The story is that of Jay Gatsby, a World War I veteran that, before going to war, fell in love with one Daisy Faye, a local debutante. The main problem is that, for the most part, Gatsby (or Gatz, as Gatsby was a name he himself chose) was your everyday farm boy from the midwest, without the wealth that he would need to ever actually wed Daisy. During the war, Daisy gets married, and Gatsby is heartbroken. In an attempt to win her back he creates a life for himself out of a New York bootlegging operation, and uses the money he amasses to buy a fabulous mansion and to throw absurd parties.
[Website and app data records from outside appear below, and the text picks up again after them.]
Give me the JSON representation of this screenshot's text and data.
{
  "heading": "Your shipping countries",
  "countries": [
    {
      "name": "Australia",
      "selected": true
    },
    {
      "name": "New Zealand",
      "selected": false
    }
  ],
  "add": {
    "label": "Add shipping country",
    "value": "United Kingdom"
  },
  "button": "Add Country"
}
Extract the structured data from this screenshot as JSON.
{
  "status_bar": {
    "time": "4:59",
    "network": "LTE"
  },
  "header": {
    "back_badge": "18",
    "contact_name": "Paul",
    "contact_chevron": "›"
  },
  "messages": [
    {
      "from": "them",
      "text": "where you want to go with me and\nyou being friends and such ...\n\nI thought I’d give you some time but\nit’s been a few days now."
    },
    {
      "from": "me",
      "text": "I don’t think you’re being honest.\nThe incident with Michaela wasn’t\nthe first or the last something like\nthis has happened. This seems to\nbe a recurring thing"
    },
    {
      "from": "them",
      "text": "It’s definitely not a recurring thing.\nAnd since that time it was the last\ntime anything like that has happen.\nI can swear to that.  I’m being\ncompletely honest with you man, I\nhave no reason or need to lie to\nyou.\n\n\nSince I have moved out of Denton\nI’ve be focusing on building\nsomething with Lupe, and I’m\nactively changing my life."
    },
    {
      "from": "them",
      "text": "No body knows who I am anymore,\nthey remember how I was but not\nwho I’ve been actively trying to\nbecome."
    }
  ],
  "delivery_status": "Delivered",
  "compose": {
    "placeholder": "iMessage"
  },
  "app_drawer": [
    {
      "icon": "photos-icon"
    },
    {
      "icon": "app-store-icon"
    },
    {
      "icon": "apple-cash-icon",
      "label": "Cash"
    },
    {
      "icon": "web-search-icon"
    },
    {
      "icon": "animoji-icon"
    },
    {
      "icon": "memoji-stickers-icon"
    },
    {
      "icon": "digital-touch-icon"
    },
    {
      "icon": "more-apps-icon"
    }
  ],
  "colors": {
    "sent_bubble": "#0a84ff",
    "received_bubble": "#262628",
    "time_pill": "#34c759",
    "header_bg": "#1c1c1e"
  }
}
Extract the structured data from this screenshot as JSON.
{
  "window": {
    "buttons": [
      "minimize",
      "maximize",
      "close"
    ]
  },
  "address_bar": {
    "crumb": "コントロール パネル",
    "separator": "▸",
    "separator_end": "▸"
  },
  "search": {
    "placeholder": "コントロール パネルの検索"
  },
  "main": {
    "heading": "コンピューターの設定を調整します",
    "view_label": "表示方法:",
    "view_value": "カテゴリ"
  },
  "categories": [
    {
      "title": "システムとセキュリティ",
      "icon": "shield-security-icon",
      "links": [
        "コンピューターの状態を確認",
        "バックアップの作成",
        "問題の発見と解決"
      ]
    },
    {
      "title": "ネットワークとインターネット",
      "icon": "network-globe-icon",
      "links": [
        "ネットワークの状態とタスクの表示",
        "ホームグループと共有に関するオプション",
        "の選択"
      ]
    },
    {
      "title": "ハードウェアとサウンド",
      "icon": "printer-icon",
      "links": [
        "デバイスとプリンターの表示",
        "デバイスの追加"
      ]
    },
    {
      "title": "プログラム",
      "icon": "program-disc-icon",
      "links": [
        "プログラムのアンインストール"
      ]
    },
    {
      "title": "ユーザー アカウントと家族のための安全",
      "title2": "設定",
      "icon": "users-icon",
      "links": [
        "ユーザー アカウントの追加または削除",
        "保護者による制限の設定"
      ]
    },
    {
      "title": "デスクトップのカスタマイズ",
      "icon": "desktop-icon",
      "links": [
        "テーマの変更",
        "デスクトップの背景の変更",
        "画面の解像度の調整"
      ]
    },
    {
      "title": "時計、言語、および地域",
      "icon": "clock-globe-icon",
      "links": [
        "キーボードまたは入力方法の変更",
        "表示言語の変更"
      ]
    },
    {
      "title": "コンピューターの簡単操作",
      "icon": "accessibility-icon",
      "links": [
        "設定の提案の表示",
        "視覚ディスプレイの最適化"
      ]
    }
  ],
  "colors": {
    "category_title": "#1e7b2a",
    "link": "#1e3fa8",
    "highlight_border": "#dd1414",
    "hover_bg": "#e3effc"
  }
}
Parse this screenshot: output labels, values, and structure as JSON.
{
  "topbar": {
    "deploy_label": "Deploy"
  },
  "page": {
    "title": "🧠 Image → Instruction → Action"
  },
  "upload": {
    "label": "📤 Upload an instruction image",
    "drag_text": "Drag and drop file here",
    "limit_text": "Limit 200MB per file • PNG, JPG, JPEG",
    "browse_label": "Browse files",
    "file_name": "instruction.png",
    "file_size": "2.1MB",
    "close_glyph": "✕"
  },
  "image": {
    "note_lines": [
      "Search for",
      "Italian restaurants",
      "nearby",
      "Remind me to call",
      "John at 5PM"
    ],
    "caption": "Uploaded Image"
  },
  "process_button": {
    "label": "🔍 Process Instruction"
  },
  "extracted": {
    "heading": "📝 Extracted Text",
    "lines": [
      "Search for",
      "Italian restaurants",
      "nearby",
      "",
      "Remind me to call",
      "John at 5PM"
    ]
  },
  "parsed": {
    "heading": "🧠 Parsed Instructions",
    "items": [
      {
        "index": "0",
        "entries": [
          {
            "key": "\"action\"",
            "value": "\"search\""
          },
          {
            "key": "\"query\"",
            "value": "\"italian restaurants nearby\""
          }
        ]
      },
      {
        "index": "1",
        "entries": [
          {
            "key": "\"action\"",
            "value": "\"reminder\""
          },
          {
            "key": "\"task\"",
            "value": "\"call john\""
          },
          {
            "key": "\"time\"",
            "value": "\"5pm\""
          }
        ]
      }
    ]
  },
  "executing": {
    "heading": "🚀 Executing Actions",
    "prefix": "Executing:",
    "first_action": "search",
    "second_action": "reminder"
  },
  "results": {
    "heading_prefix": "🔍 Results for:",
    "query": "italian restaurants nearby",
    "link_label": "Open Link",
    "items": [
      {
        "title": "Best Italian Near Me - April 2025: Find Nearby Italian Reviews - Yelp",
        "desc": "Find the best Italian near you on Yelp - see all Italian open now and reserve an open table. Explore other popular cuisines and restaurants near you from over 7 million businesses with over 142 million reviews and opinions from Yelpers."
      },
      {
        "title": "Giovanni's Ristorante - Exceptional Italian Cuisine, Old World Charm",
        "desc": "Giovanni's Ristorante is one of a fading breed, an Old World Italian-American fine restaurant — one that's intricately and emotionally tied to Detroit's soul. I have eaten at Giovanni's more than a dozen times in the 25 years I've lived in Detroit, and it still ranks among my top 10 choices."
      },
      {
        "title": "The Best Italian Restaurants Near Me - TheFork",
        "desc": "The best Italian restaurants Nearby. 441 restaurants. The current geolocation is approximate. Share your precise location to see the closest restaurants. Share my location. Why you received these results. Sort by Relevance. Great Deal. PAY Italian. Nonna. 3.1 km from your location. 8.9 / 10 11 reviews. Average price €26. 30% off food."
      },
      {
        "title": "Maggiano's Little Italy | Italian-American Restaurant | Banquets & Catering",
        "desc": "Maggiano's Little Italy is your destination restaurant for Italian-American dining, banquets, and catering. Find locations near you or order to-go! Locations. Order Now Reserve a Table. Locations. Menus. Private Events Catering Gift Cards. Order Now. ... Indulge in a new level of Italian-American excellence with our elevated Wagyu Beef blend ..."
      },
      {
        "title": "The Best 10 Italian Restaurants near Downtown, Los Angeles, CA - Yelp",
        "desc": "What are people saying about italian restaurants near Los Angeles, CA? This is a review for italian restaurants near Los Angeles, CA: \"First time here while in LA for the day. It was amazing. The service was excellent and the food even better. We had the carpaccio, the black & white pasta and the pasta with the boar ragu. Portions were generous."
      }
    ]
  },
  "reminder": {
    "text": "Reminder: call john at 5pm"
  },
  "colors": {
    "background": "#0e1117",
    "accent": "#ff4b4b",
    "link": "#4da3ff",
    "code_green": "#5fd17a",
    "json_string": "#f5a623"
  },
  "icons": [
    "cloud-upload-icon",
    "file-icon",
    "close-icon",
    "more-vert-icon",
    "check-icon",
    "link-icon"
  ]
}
Fitzgerald tells the story through the mouth piece of Nick, a neighbor of Gatsby's, a cousin of Daisy's, and a college classmate of Daisy's husband, Tom, giving it an eerie, romantic, mysterious feel that builds the character of Gatsby up to that of a legend, before tearing him down to that of a lost little boy.
The novel, called by many sources the greatest american novel, has many themes: new money versus old money, the pain of lost love and the need to move on, the class struggle, reality versus illusion, the evils of materialism, the american dream, maturity, and time.